EXERCISE DETAILS -
Which of the lines below holds the string "icon"? Copy every line that does.

TASK INPUTS -
□ □ □ □ □ □ □

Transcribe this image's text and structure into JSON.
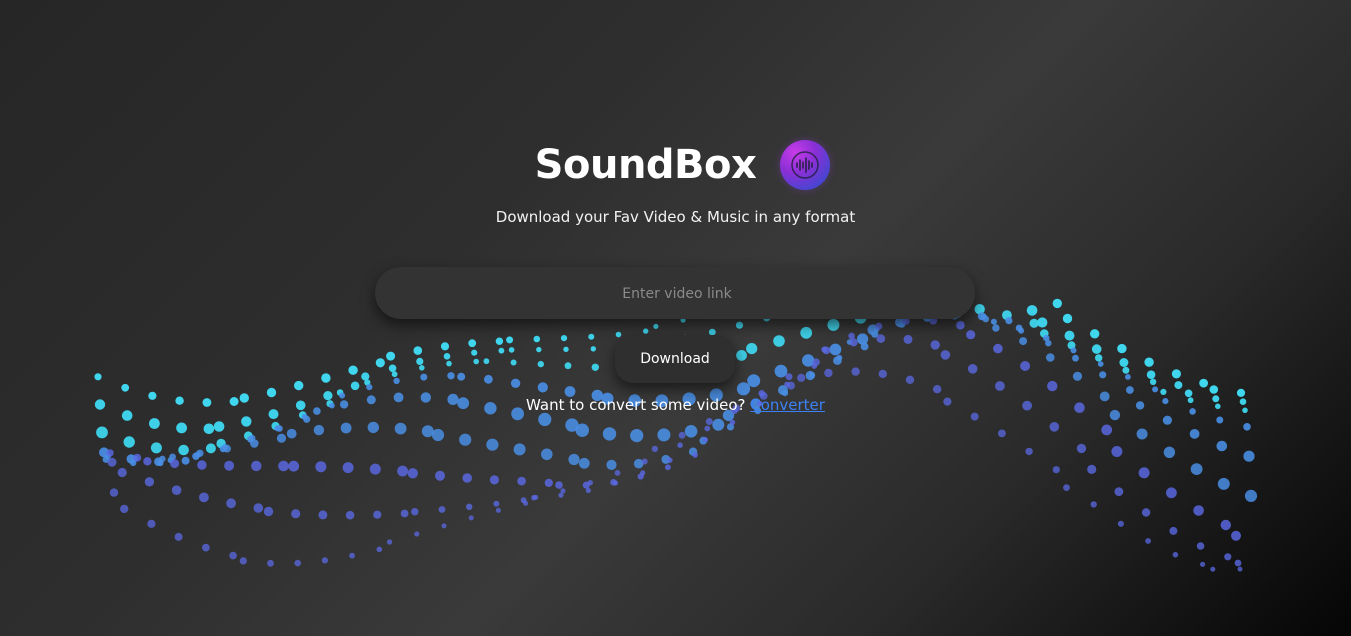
{
  "app": {
    "title": "SoundBox",
    "tagline": "Download your Fav Video & Music in any format",
    "logo_icon": "soundwave-icon",
    "logo_colors": [
      "#c73ce8",
      "#3a4ad0"
    ]
  },
  "form": {
    "link_placeholder": "Enter video link",
    "link_value": "",
    "download_label": "Download"
  },
  "convert": {
    "prompt": "Want to convert some video?",
    "link_label": "Converter"
  },
  "background": {
    "decoration": "particle-wave",
    "particle_colors": [
      "#3fd6ee",
      "#4a8fe6",
      "#5b6ae6"
    ]
  }
}
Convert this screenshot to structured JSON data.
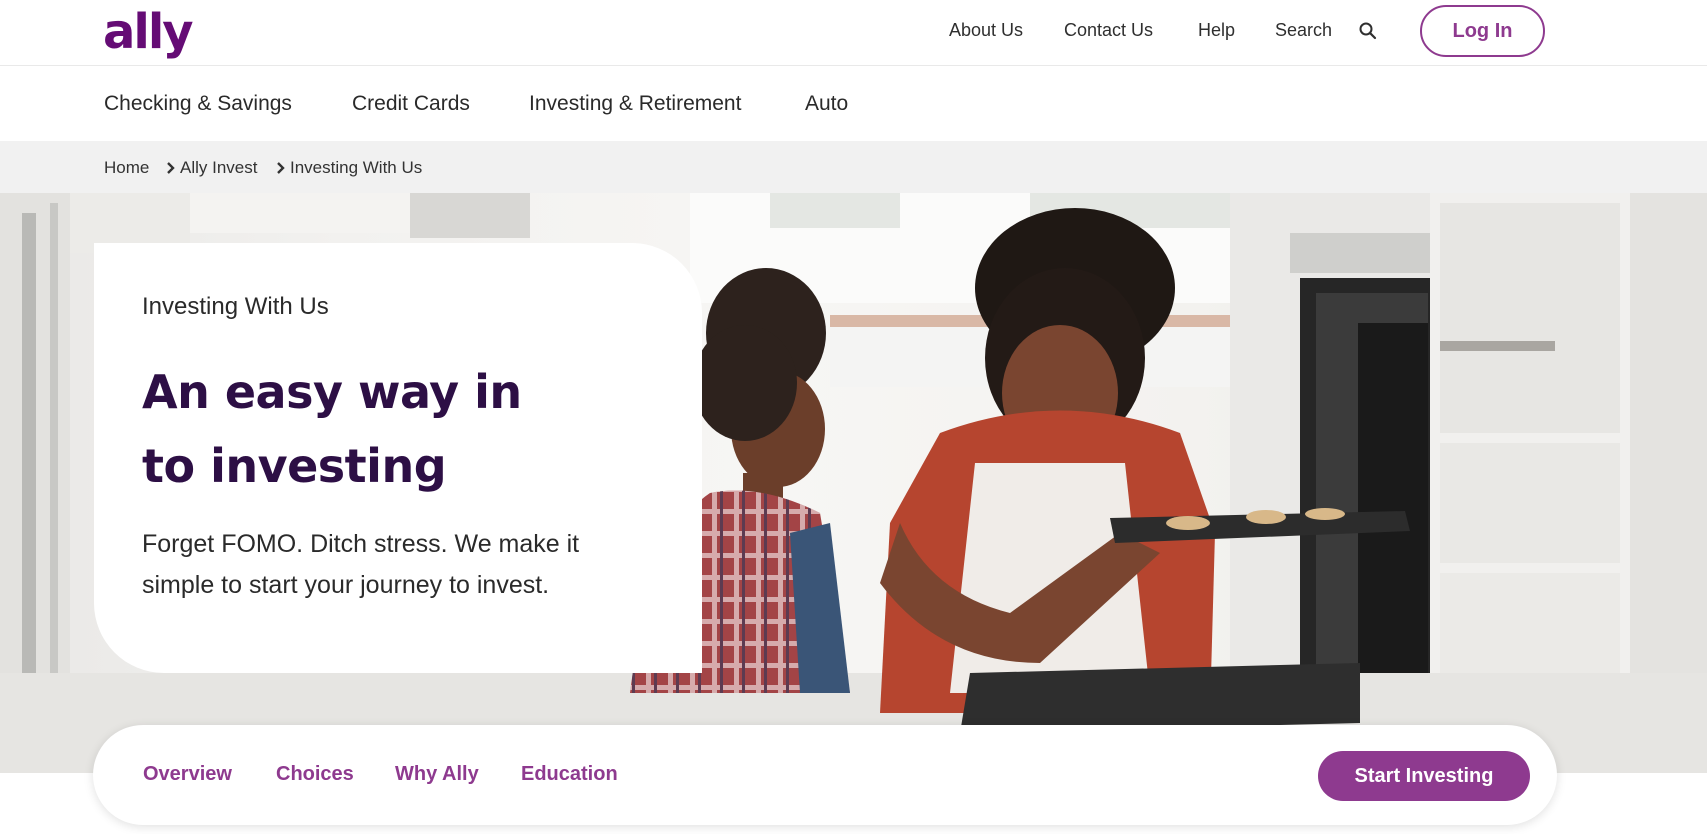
{
  "header": {
    "logo_text": "ally",
    "brand_color": "#650c75",
    "utility_links": [
      "About Us",
      "Contact Us",
      "Help",
      "Search"
    ],
    "search_icon": "search-icon",
    "login_label": "Log In"
  },
  "main_nav": {
    "items": [
      "Checking & Savings",
      "Credit Cards",
      "Investing & Retirement",
      "Auto"
    ]
  },
  "breadcrumb": {
    "items": [
      "Home",
      "Ally Invest",
      "Investing With Us"
    ],
    "separator_icon": "chevron-right-icon"
  },
  "hero": {
    "eyebrow": "Investing With Us",
    "headline_line1": "An easy way in",
    "headline_line2": "to investing",
    "subtext_line1": "Forget FOMO. Ditch stress. We make it",
    "subtext_line2": "simple to start your journey to invest.",
    "headline_color": "#2d0f45"
  },
  "section_tabs": {
    "tabs": [
      "Overview",
      "Choices",
      "Why Ally",
      "Education"
    ],
    "cta_label": "Start Investing",
    "accent_color": "#8e3a8f"
  }
}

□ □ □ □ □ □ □

ANSWER AREA -
    "logo_icon": "soundwave-icon",
    "search_icon": "search-icon",
    "separator_icon": "chevron-right-icon"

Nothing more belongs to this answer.